Share
Single Page

More from Scott Horton:

Conversation March 30, 2016, 3:44 pm

Burn Pits

Joseph Hickman discusses his new book, The Burn Pits, which tells the story of thousands of U.S. soldiers who, after returning from Iraq and Afghanistan, have developed rare cancers and respiratory diseases.

Context, No Comment August 28, 2015, 12:16 pm

Beltway Secrecy

In five easy lessons

From the April 2015 issue

Company Men

Torture, treachery, and the CIA

Get access to 165 years of
Harper’s for only $45.99

United States Canada

CATEGORIES

THE CURRENT ISSUE

August 2016

The Origins of Speech

= Subscribers only.
Sign in here.
Subscribe here.

Four in Verse

= Subscribers only.
Sign in here.
Subscribe here.

A Sigh and a Salute

= Subscribers only.
Sign in here.
Subscribe here.

Four in Prose

= Subscribers only.
Sign in here.
Subscribe here.

Don the Realtor

= Subscribers only.
Sign in here.
Subscribe here.

Atlas Aggregated

= Subscribers only.
Sign in here.
Subscribe here.

view Table Content

FEATURED ON HARPERS.ORG

Post
Martin Amis on the rise of Trump, Tom Wolfe on the origins of speech, Art Spiegelman on Si Lewen, fiction by Diane Williams, and more

In Havana, the past year has been marked by a parade of bold-faced names from the north — John Kerry reopening the United States Embassy; Andrew Cuomo bringing a delegation of American business leaders; celebrities ranging from Joe Torre, traveling on behalf of Major League Baseball to oversee an exhibition game between the Tampa Bay Rays and the Cuban national team, to Jimmy Buffett, said to be considering opening one of his Margaritaville restaurants there. All this culminated with a three-day trip in March by Barack Obama, the first American president to visit Cuba since Calvin Coolidge in 1928. But to those who know the city well, perhaps nothing said as much about the transformation of political relations between the United States and Cuba that began in December 2014 as a concert in the Tribuna Antiimperialista.

Illustration by Darrel Rees
Article
Don the Realtor·

= Subscribers only.
Sign in here.
Subscribe here.

"If you have ever wondered what it’s like, being a young and avaricious teetotal German-American philistine on the make in Manhattan, then your curiosity will be quenched by The Art of the Deal."
Photograph (detail) © Polly Borland/Exclusive by Getty Images
Article
The Origins of Speech·

= Subscribers only.
Sign in here.
Subscribe here.

"To Chomsky...every child’s language organ could use the 'deep structure,' 'universal grammar,' and 'language acquisition device' he was born with to express what he had to say, no matter whether it came out of his mouth in English or Urdu or Nagamese."
Illustration (detail) by Darrel Rees. Source photograph © Miroslav Dakov/Alamy Live News
Article
A Sigh and a Salute·

= Subscribers only.
Sign in here.
Subscribe here.
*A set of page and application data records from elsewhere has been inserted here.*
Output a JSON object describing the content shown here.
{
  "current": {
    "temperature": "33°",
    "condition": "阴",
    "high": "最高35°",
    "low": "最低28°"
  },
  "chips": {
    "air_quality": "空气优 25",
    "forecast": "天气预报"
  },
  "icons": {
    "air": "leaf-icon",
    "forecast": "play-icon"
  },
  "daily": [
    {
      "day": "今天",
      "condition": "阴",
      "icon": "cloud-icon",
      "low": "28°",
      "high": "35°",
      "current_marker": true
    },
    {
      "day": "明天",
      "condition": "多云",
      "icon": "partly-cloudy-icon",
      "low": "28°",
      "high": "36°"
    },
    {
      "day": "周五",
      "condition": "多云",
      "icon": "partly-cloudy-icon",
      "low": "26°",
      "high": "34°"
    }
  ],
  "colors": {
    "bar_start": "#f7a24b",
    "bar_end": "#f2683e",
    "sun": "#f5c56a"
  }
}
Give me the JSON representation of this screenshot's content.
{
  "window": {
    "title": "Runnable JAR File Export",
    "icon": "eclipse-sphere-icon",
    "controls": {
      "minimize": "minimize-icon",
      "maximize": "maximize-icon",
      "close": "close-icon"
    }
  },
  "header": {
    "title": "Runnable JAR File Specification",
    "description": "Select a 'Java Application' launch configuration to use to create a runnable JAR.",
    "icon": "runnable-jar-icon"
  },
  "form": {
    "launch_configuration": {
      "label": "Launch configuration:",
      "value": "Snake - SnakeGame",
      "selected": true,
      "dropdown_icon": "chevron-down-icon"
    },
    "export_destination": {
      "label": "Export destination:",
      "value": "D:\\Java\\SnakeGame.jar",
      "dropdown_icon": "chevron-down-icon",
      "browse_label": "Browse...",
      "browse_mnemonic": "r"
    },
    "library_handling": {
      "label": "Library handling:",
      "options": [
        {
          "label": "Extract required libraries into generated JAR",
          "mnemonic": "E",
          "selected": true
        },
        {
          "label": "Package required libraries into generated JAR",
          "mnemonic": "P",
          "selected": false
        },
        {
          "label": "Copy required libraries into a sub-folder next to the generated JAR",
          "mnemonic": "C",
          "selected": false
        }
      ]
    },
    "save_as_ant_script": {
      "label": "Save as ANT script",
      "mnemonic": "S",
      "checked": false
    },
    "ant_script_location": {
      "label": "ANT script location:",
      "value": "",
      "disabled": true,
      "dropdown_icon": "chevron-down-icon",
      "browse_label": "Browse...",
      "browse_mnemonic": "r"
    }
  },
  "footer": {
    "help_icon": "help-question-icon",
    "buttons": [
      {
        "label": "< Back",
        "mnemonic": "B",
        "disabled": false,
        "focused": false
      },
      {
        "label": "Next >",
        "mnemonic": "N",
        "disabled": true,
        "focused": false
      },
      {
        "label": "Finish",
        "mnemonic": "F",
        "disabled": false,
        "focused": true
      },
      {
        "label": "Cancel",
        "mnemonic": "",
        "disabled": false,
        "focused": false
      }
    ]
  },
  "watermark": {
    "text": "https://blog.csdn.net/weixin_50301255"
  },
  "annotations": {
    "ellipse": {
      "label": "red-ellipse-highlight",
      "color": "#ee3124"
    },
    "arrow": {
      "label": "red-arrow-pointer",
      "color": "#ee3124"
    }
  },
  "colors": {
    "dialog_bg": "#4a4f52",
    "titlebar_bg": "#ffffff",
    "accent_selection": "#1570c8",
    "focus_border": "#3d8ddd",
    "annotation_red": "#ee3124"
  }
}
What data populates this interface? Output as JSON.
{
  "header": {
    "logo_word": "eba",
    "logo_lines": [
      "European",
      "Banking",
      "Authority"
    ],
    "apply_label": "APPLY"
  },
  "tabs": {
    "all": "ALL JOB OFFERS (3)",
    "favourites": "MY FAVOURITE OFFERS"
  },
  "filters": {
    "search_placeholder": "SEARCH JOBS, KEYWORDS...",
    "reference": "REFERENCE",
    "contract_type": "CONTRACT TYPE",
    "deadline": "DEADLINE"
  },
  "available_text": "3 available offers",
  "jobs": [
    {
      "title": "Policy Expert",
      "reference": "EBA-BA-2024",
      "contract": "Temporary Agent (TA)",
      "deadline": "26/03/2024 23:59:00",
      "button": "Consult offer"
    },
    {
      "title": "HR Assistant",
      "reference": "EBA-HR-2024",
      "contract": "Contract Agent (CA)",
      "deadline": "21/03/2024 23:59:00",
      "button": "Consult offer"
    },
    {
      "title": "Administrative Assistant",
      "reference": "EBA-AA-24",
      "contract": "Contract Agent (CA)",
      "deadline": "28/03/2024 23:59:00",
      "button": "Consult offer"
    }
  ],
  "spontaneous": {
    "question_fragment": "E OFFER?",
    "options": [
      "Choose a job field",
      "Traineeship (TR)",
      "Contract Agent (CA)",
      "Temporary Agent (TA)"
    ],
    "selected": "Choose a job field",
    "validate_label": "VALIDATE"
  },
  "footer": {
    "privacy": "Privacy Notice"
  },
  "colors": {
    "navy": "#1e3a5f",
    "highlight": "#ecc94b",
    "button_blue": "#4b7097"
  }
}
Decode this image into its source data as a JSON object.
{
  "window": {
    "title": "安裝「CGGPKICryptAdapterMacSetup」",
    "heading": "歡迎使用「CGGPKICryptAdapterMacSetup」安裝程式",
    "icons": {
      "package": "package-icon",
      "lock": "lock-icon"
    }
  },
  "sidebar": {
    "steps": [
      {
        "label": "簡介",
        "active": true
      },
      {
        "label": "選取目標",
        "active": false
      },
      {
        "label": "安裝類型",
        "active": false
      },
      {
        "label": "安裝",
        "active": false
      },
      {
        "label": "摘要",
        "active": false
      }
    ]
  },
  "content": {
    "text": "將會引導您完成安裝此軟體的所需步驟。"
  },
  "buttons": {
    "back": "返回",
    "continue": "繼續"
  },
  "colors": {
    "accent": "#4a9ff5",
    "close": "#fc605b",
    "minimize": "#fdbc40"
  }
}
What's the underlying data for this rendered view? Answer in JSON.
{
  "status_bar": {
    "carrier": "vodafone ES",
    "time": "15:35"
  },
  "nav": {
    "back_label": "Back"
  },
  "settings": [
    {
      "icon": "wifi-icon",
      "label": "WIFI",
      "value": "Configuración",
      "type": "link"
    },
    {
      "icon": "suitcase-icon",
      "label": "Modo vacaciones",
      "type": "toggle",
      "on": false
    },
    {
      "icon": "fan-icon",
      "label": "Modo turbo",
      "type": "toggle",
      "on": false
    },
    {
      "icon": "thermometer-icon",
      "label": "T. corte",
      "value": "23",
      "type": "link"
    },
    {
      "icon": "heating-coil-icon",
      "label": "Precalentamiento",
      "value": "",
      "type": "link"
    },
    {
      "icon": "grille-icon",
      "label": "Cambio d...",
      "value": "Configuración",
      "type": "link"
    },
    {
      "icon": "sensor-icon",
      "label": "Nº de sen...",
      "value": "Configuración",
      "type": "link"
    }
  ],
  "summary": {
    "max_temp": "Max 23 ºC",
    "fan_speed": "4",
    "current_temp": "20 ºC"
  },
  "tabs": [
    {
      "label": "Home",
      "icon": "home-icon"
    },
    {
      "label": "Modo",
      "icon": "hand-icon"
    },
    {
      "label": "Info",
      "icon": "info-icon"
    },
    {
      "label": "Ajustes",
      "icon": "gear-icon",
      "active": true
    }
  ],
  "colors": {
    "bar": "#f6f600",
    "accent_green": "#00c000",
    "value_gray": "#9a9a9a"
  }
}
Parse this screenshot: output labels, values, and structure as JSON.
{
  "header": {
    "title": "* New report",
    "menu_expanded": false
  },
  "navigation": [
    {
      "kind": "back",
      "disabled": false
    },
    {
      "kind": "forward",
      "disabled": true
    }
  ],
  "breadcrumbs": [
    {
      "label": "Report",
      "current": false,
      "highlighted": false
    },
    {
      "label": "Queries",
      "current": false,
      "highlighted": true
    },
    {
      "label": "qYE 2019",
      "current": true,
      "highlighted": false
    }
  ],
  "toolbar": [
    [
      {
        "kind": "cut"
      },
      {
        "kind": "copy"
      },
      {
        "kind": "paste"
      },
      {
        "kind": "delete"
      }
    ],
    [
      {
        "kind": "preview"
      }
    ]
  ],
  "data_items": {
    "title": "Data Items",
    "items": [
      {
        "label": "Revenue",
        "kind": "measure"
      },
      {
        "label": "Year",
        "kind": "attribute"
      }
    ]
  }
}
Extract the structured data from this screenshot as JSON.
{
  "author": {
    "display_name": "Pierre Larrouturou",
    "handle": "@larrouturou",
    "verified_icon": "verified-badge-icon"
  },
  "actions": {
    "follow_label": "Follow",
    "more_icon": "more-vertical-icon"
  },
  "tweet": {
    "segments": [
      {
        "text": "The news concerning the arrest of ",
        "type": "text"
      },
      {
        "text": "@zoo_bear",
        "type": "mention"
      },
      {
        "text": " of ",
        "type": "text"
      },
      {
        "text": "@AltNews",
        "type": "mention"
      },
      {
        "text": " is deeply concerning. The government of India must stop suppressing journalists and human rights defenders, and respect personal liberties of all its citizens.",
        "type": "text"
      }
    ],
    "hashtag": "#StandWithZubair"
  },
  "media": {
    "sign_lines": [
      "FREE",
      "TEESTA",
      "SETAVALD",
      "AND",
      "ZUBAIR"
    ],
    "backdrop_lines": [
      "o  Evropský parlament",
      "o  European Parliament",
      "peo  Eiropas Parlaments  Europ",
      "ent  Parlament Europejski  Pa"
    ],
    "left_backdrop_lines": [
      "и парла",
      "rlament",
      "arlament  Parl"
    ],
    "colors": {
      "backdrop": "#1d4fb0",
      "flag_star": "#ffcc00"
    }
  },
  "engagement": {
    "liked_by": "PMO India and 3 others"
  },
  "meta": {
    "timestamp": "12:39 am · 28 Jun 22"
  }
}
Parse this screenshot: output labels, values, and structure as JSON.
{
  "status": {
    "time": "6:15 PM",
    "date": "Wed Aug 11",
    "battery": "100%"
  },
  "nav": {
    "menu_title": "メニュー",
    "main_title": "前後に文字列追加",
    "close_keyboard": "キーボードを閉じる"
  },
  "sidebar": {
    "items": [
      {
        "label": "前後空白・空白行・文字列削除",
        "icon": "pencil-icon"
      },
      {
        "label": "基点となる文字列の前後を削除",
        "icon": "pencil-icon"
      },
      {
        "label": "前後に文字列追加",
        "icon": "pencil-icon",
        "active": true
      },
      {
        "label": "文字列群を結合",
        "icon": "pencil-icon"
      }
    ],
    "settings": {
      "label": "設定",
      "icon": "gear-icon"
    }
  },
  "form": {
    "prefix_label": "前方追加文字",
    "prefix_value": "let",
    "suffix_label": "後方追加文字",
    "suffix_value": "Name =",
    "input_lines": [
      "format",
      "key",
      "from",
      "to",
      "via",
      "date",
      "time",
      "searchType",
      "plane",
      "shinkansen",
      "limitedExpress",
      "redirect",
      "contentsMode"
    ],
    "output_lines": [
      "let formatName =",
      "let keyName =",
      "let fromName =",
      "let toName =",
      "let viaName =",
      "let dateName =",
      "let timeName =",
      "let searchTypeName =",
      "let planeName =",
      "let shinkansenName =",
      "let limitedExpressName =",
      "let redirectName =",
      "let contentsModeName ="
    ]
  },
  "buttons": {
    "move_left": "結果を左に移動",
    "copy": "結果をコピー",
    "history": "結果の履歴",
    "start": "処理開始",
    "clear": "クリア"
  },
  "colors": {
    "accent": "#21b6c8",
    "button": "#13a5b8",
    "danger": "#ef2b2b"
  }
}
"Si told me that various paintings had spoken to him, but he wished they had been hung closer together 'so they could talk to each other.' This observation planted a seed that would come to fruition years later in his mature work."
Artwork (detail) by Si Lewen
Article
El Bloqueo·

= Subscribers only.
Sign in here.
Subscribe here.

"Amid the festivities and the flood of celebrities, it would be easy for Americans to miss that the central plank of the long-standing cold war against Cuba — the economic embargo — remains very much alive and well."
Photograph (detail) by Rose Marie Cromwell

Estimated portion of registered voters in Zimbabwe who are dead:

1/4

Honeybees can recognize individual human faces.

Pope Francis announced that nuns could use social media, and a priest flew a hot-air balloon around the world.

Subscribe to the Weekly Review newsletter. Don’t worry, we won’t sell your email address!

HARPER’S FINEST

Mississippi Drift

By

Matt was happy enough to sustain himself on the detritus of a world he saw as careening toward self-destruction, and equally happy to scam a government he despised. 'I’m glad everyone’s so wasteful,' he told me. 'It supports my lifestyle.'

Subscribe Today